Gwyneth Paltrow’s furious backpeddling after her comments disparaging America at a press event in Spain over the weekend is really fairly pathetic. She says she mistranslated her own words into Spanish and would “never, ever” have said what she was quoted as saying. However, as the irrepressible Michelle Malkin points out in the above segment for, Gwyneth has said some things that are remarkably similar before. In fact, it seems she has quite a history of anti-Americanism. Malkin commented today, “The Oscar for Most Dishonest Performance By a Spoiled American Actress Trying to Dig Herself Out of a Public Relations Hole goes to… Gwyneth Paltrow.”

But perhaps this is beside the point? Possibly Gywneth’s comments are worthy of some consideration? Maybe, regardless of how offended anyone may be, she’s right? After all, the America of which she speaks is defined by its Bill of Rights, which includes the high value of free speech. It can’t, therefore, be a transgression to criticise one’s own country if it is deserved. I find it interesting that many of those pouring scorn on Paltrow’s head are not making any attempt to deal with the content of her remarks. What if she has a point?

Well, let’s see if she does.

Here are the words of Paltrow at the weekend: “I love the English lifestyle, it’s not as capitalistic as America. People don’t talk about work and money, they talk about interesting things at dinner.” And then there are her previous, almost identical, remarks made in the Guardian in January: “I love the English way, which is not as capitalistic as it is in America. People don’t talk about work and money; they talk about interesting things at dinner parties. I like living here beceause I don’t tap into the bad side of American psychology, which is ‘I’m not achieving enough, I’m not making enough, I’m not at the top of the pile.”

Obviously the Americans Paltrow has been hanging out with at dinner parties like to talk about nothing except work and money, and are malcontents. I’m not sure which Americans she’s been hanging out with, but, as a Brit in America, I don’t share her perceptions with any of the Americans I’ve been to dinner with. She also feels that America is more capitalistic, meaning that it is more favourable to and more practicing of capitalism… and she sees that as a bad thing.

Of course Gwyneth herself is no stranger to the comforts of capitalism. In 2004, she was paid $3 million for a three-minute film appearance… not exactly socialism in action. For someone who hates capitalism so much, she certainly seems to be benefiting from it. For someone who thinks America is too capitalistic, she certainly appears to have no trouble accepting its rewards.

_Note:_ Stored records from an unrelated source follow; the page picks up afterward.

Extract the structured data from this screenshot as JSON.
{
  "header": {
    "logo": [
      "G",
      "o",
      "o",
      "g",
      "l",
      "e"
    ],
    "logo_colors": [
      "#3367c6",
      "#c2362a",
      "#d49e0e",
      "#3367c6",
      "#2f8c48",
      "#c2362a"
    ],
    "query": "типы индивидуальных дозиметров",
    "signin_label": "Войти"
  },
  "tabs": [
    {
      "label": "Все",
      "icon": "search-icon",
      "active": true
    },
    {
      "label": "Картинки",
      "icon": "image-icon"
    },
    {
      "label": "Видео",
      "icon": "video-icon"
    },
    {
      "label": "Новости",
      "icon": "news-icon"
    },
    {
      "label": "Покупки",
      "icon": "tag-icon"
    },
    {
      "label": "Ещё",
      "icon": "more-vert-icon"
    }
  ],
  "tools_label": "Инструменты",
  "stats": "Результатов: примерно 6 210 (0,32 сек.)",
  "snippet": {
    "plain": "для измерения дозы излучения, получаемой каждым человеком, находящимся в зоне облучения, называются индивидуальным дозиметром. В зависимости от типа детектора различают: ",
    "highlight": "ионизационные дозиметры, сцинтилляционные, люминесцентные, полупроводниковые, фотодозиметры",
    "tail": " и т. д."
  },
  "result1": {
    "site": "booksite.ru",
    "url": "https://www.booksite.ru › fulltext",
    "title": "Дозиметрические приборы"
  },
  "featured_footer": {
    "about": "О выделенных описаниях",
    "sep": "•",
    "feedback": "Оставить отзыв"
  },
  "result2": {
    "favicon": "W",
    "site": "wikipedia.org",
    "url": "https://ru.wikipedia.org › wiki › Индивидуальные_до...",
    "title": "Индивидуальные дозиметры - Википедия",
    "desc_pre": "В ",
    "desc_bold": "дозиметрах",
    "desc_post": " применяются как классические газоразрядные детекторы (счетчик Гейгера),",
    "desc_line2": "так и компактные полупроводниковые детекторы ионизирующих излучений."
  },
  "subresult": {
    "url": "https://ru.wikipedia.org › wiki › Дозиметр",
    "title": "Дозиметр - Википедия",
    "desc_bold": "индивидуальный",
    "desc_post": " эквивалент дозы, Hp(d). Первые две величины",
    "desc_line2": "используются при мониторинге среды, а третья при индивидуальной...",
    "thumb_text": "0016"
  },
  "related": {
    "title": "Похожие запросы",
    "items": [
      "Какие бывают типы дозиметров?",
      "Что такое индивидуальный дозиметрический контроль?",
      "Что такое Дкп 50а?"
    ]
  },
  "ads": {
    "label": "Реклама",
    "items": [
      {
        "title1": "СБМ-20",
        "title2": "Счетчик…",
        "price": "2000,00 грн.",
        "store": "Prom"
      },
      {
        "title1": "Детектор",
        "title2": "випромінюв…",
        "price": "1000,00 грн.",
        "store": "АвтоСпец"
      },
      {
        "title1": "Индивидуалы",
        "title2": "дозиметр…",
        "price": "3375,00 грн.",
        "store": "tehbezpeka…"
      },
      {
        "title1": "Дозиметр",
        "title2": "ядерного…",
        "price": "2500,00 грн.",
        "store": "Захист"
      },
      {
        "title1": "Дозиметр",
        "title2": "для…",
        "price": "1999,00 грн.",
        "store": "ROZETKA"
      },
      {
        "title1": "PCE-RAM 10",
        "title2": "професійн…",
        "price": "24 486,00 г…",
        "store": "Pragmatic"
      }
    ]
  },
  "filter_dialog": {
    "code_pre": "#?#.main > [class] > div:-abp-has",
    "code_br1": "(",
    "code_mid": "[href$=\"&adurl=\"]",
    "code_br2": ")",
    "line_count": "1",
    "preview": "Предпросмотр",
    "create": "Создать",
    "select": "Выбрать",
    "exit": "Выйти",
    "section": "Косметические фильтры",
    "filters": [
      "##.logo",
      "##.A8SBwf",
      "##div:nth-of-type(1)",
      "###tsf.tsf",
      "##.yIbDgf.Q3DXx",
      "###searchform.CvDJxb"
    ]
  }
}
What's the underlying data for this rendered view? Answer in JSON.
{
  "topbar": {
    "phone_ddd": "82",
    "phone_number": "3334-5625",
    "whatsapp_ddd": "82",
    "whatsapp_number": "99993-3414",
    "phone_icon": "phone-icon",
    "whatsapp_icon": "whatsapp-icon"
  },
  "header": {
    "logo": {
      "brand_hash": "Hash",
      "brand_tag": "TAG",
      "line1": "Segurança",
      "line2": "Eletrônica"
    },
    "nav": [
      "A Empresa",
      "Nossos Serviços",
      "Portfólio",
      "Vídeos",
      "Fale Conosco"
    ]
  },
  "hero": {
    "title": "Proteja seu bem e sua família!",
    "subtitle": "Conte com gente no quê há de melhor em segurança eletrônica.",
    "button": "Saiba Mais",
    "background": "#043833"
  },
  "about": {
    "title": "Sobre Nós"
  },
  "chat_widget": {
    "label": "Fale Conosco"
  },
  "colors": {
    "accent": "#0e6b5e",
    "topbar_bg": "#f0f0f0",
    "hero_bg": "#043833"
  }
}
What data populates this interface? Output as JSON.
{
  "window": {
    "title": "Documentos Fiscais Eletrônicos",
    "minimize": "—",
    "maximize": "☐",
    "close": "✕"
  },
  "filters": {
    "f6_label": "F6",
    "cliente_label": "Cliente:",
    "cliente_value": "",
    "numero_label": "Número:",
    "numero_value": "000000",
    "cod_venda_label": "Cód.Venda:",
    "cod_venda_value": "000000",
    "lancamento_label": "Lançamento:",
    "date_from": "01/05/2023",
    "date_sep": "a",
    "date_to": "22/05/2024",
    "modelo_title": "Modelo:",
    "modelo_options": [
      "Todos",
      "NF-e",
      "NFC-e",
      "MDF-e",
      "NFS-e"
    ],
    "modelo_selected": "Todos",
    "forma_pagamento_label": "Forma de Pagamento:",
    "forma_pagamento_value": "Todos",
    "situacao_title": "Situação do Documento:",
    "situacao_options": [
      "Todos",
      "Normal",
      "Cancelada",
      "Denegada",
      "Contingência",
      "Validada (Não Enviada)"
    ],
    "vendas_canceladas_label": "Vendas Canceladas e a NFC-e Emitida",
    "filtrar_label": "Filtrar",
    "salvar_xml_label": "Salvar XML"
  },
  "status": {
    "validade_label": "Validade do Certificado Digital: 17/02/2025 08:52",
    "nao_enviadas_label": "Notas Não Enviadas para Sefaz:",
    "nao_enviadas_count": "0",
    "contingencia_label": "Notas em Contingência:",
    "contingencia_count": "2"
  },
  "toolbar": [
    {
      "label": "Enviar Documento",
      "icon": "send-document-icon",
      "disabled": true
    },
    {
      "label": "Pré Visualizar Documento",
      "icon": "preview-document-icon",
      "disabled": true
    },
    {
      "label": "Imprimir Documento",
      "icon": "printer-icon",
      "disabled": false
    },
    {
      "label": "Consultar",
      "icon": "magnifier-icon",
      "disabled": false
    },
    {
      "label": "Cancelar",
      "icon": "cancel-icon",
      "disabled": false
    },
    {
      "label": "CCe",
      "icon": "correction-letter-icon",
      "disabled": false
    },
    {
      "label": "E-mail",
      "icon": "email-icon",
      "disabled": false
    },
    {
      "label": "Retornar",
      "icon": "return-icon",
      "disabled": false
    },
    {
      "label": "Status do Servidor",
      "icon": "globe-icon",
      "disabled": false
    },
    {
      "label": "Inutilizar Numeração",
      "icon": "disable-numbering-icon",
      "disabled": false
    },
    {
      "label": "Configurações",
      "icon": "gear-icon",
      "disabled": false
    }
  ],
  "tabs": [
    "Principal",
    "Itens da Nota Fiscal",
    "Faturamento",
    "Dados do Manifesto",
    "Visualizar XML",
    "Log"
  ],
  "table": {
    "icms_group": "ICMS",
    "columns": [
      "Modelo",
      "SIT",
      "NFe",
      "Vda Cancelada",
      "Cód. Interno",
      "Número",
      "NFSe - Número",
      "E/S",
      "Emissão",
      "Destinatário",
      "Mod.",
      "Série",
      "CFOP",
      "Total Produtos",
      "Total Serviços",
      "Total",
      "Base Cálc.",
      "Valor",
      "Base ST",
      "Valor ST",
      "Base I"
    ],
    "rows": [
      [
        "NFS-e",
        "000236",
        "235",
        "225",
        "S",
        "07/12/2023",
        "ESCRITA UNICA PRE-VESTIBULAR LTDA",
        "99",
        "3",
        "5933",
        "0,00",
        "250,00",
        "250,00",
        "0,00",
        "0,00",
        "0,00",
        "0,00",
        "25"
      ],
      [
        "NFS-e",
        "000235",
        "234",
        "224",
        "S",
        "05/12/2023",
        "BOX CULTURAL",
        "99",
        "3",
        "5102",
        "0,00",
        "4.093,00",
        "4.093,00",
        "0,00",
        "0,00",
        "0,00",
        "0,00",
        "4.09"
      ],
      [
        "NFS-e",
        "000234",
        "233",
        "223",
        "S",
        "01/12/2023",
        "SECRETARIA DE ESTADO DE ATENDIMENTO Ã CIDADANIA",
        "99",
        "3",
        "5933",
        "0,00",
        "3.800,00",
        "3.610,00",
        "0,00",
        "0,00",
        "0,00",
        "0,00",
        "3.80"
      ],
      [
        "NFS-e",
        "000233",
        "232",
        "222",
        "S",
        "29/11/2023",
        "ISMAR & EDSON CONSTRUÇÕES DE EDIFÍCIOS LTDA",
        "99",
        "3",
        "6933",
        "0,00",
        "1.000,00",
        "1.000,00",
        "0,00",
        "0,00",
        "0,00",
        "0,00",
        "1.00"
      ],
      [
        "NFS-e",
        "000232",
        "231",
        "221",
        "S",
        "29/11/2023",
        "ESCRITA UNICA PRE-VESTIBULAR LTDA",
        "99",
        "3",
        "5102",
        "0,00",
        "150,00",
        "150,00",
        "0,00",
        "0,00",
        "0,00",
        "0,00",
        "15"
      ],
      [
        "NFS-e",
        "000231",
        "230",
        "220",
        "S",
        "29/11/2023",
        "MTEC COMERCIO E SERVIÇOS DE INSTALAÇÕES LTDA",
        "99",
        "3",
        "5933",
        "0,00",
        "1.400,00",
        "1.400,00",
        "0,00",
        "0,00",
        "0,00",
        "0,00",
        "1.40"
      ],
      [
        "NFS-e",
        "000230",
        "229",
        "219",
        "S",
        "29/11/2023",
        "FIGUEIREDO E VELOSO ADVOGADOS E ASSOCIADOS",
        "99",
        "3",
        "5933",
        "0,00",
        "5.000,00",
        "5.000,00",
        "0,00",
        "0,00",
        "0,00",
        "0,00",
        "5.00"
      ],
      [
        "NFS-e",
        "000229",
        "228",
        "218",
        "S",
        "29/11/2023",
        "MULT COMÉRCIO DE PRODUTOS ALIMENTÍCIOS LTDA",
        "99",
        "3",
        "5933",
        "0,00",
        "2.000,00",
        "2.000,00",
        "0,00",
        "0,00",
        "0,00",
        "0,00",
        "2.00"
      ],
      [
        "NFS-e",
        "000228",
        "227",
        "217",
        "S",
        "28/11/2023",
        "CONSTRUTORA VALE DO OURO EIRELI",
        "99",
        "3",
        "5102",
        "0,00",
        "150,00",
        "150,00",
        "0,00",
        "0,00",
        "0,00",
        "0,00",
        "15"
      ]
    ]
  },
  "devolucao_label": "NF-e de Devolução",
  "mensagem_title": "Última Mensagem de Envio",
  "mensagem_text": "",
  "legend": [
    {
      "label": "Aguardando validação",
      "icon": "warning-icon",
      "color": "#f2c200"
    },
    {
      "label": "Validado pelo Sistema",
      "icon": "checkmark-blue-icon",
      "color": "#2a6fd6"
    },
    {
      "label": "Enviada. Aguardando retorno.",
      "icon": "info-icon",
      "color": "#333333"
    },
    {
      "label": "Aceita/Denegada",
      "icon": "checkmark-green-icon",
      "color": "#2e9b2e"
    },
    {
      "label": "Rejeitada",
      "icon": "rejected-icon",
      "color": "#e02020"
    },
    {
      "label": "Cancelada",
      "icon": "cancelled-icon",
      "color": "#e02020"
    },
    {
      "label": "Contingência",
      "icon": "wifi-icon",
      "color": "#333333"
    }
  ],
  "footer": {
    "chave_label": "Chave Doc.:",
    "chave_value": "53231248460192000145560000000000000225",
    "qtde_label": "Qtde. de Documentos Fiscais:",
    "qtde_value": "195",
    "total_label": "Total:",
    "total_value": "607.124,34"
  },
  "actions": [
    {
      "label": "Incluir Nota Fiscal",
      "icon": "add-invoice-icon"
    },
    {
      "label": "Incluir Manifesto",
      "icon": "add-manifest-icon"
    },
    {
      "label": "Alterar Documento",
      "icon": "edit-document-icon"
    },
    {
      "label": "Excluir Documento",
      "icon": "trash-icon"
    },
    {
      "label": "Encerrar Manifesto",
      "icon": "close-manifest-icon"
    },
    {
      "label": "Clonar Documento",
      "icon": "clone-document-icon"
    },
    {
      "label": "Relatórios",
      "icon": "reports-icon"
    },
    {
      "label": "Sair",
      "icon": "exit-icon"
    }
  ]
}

So she’s a hypocrite. But maybe her hypocrisy says more about capitalism and less about Gwyneth. With her anti-capitalist ideology, she should be raking feces in a hippy shit garden somewhere in Cuba. But no… she chooses a capitalist lifestyle, which with her comments on the issue seems to suggest that she is confused on some level as to what capitalism actually is.

Not that that’s a surprise: she’s married to Chris Martin of Coldplay, who is a leftwing fringe lunatic who happens to make some great music. Spending all of your spare time with Chris Martin would likely make anyone confused about political ideology, and hearing his anti-capitalist, anti-American bullshit all day long would likely cause e’en the cutest of cute, naîve actresses to begin mindlessly repeating his kind of garbage. The fact that she uttered virtually the same sentence on America’s “capitalistic” nature, twice, over 10 months apart in two different interviews is indicative of how much she’s really actually thought for herself about capitalism and its evils or benefits. My best guess is that, on political issues, Paltrow is best described as ‘Chris Martin’s Parrot’.

Of course, as Malkin observes in the above video, Gwyneth has weighed in on this kind of thing even before last January: “Brits are far more intelligent and civilized than Americans. I love the fact that you can hail a taxi and just pick up your pram and put it in the back of the cab wiithout having to collapse it. I love the parks and places I go for dinner and my friends.”

What the hell is she saying here? What has an unfolded pram got to do with civility or intelligence?

And in her backpeddling earlier this week: “I always say in America, people live to work and in Europe, people work to live. There are positives in both.”

She clearly has no idea what she’s talking about! What ‘positive’ is there in merely ‘living to work’? She’s gone into spin mode, nothing else. There certainly isn’t any intelligence in these remarks. And again I take issue with the thrust of her words. Americans work hard; harder than most. But they play hard too. The vast American economy of ATVs, boats, RVs, motorhomes and so much else was astounding to me when I arrived here at first. Most Americans do not look at lazy European work ethics and turn green with envy at the long vacations and short work-weeks. They’d rather have a job they love to do and work hard at it so they can afford the things that Americans can afford. And who knows that better than Gwyneth Paltrow? To be rich and be glad about it is one thing; to be rich and condemn a system that rewards the hardworking is not only asinine but unpalatable.

Perhaps the best acclaim of capitalism and America to come from this story is that the reason Gwyneth Paltrow is apologising so swiftly is precisely because she fears it will affect her career — you know, work, and money — in America.

‘Nuff said!

John Wright